YOUR TASK:
An exact copy of the entries is required, with every image omitted.

SUPPLIED MATERIAL:

......

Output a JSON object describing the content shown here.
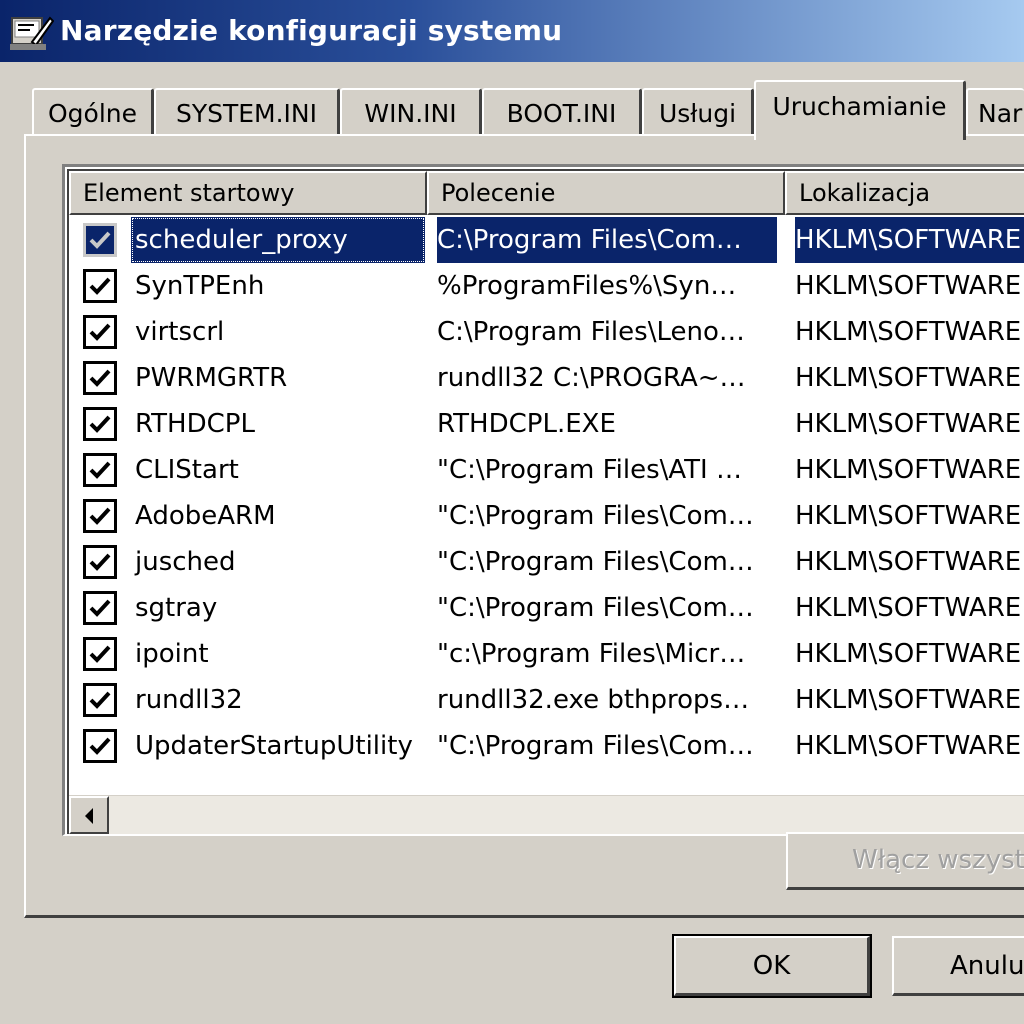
{
  "window": {
    "title": "Narzędzie konfiguracji systemu"
  },
  "tabs": [
    {
      "label": "Ogólne"
    },
    {
      "label": "SYSTEM.INI"
    },
    {
      "label": "WIN.INI"
    },
    {
      "label": "BOOT.INI"
    },
    {
      "label": "Usługi"
    },
    {
      "label": "Uruchamianie"
    },
    {
      "label": "Nar"
    }
  ],
  "active_tab": "Uruchamianie",
  "list": {
    "columns": [
      "Element startowy",
      "Polecenie",
      "Lokalizacja"
    ],
    "rows": [
      {
        "name": "scheduler_proxy",
        "command": "C:\\Program Files\\Com…",
        "location": "HKLM\\SOFTWARE",
        "checked": true
      },
      {
        "name": "SynTPEnh",
        "command": "%ProgramFiles%\\Syn…",
        "location": "HKLM\\SOFTWARE",
        "checked": true
      },
      {
        "name": "virtscrl",
        "command": "C:\\Program Files\\Leno…",
        "location": "HKLM\\SOFTWARE",
        "checked": true
      },
      {
        "name": "PWRMGRTR",
        "command": "rundll32 C:\\PROGRA~…",
        "location": "HKLM\\SOFTWARE",
        "checked": true
      },
      {
        "name": "RTHDCPL",
        "command": "RTHDCPL.EXE",
        "location": "HKLM\\SOFTWARE",
        "checked": true
      },
      {
        "name": "CLIStart",
        "command": "\"C:\\Program Files\\ATI …",
        "location": "HKLM\\SOFTWARE",
        "checked": true
      },
      {
        "name": "AdobeARM",
        "command": "\"C:\\Program Files\\Com…",
        "location": "HKLM\\SOFTWARE",
        "checked": true
      },
      {
        "name": "jusched",
        "command": "\"C:\\Program Files\\Com…",
        "location": "HKLM\\SOFTWARE",
        "checked": true
      },
      {
        "name": "sgtray",
        "command": "\"C:\\Program Files\\Com…",
        "location": "HKLM\\SOFTWARE",
        "checked": true
      },
      {
        "name": "ipoint",
        "command": "\"c:\\Program Files\\Micr…",
        "location": "HKLM\\SOFTWARE",
        "checked": true
      },
      {
        "name": "rundll32",
        "command": "rundll32.exe bthprops…",
        "location": "HKLM\\SOFTWARE",
        "checked": true
      },
      {
        "name": "UpdaterStartupUtility",
        "command": "\"C:\\Program Files\\Com…",
        "location": "HKLM\\SOFTWARE",
        "checked": true
      }
    ],
    "selected_row": "scheduler_proxy"
  },
  "buttons": {
    "enable_all": "Włącz wszyst",
    "ok": "OK",
    "cancel": "Anulu"
  },
  "icons": {
    "app": "msconfig-app-icon",
    "check": "check-mark-icon",
    "scroll_left": "arrow-left-icon"
  }
}
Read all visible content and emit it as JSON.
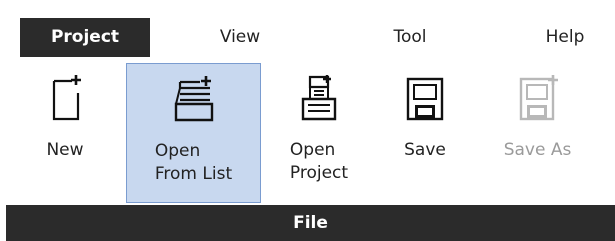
{
  "menu": {
    "tabs": [
      {
        "label": "Project",
        "active": true
      },
      {
        "label": "View",
        "active": false
      },
      {
        "label": "Tool",
        "active": false
      },
      {
        "label": "Help",
        "active": false
      }
    ]
  },
  "ribbon": {
    "buttons": [
      {
        "label": "New",
        "icon": "new-document-icon",
        "enabled": true,
        "selected": false
      },
      {
        "label": "Open\nFrom List",
        "icon": "open-from-list-icon",
        "enabled": true,
        "selected": true
      },
      {
        "label": "Open\nProject",
        "icon": "open-project-icon",
        "enabled": true,
        "selected": false
      },
      {
        "label": "Save",
        "icon": "save-icon",
        "enabled": true,
        "selected": false
      },
      {
        "label": "Save As",
        "icon": "save-as-icon",
        "enabled": false,
        "selected": false
      }
    ],
    "group_label": "File"
  },
  "colors": {
    "dark_bar": "#2b2b2b",
    "selected_bg": "#c8d8ef",
    "selected_border": "#7a9cd0",
    "disabled_text": "#9a9a9a"
  }
}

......

SOLUTION FOR THIS PROBLEM:
Output a JSON object describing the content shown here.
{
  "window": {
    "title": "Narzędzie konfiguracji systemu"
  },
  "tabs": [
    {
      "label": "Ogólne"
    },
    {
      "label": "SYSTEM.INI"
    },
    {
      "label": "WIN.INI"
    },
    {
      "label": "BOOT.INI"
    },
    {
      "label": "Usługi"
    },
    {
      "label": "Uruchamianie"
    },
    {
      "label": "Nar"
    }
  ],
  "active_tab": "Uruchamianie",
  "list": {
    "columns": [
      "Element startowy",
      "Polecenie",
      "Lokalizacja"
    ],
    "rows": [
      {
        "name": "scheduler_proxy",
        "command": "C:\\Program Files\\Com…",
        "location": "HKLM\\SOFTWARE",
        "checked": true
      },
      {
        "name": "SynTPEnh",
        "command": "%ProgramFiles%\\Syn…",
        "location": "HKLM\\SOFTWARE",
        "checked": true
      },
      {
        "name": "virtscrl",
        "command": "C:\\Program Files\\Leno…",
        "location": "HKLM\\SOFTWARE",
        "checked": true
      },
      {
        "name": "PWRMGRTR",
        "command": "rundll32 C:\\PROGRA~…",
        "location": "HKLM\\SOFTWARE",
        "checked": true
      },
      {
        "name": "RTHDCPL",
        "command": "RTHDCPL.EXE",
        "location": "HKLM\\SOFTWARE",
        "checked": true
      },
      {
        "name": "CLIStart",
        "command": "\"C:\\Program Files\\ATI …",
        "location": "HKLM\\SOFTWARE",
        "checked": true
      },
      {
        "name": "AdobeARM",
        "command": "\"C:\\Program Files\\Com…",
        "location": "HKLM\\SOFTWARE",
        "checked": true
      },
      {
        "name": "jusched",
        "command": "\"C:\\Program Files\\Com…",
        "location": "HKLM\\SOFTWARE",
        "checked": true
      },
      {
        "name": "sgtray",
        "command": "\"C:\\Program Files\\Com…",
        "location": "HKLM\\SOFTWARE",
        "checked": true
      },
      {
        "name": "ipoint",
        "command": "\"c:\\Program Files\\Micr…",
        "location": "HKLM\\SOFTWARE",
        "checked": true
      },
      {
        "name": "rundll32",
        "command": "rundll32.exe bthprops…",
        "location": "HKLM\\SOFTWARE",
        "checked": true
      },
      {
        "name": "UpdaterStartupUtility",
        "command": "\"C:\\Program Files\\Com…",
        "location": "HKLM\\SOFTWARE",
        "checked": true
      }
    ],
    "selected_row": "scheduler_proxy"
  },
  "buttons": {
    "enable_all": "Włącz wszyst",
    "ok": "OK",
    "cancel": "Anulu"
  },
  "icons": {
    "app": "msconfig-app-icon",
    "check": "check-mark-icon",
    "scroll_left": "arrow-left-icon"
  }
}
Read all visible content and emit it as JSON.
{
  "menu": {
    "tabs": [
      {
        "label": "Project",
        "active": true
      },
      {
        "label": "View",
        "active": false
      },
      {
        "label": "Tool",
        "active": false
      },
      {
        "label": "Help",
        "active": false
      }
    ]
  },
  "ribbon": {
    "buttons": [
      {
        "label": "New",
        "icon": "new-document-icon",
        "enabled": true,
        "selected": false
      },
      {
        "label": "Open\nFrom List",
        "icon": "open-from-list-icon",
        "enabled": true,
        "selected": true
      },
      {
        "label": "Open\nProject",
        "icon": "open-project-icon",
        "enabled": true,
        "selected": false
      },
      {
        "label": "Save",
        "icon": "save-icon",
        "enabled": true,
        "selected": false
      },
      {
        "label": "Save As",
        "icon": "save-as-icon",
        "enabled": false,
        "selected": false
      }
    ],
    "group_label": "File"
  },
  "colors": {
    "dark_bar": "#2b2b2b",
    "selected_bg": "#c8d8ef",
    "selected_border": "#7a9cd0",
    "disabled_text": "#9a9a9a"
  }
}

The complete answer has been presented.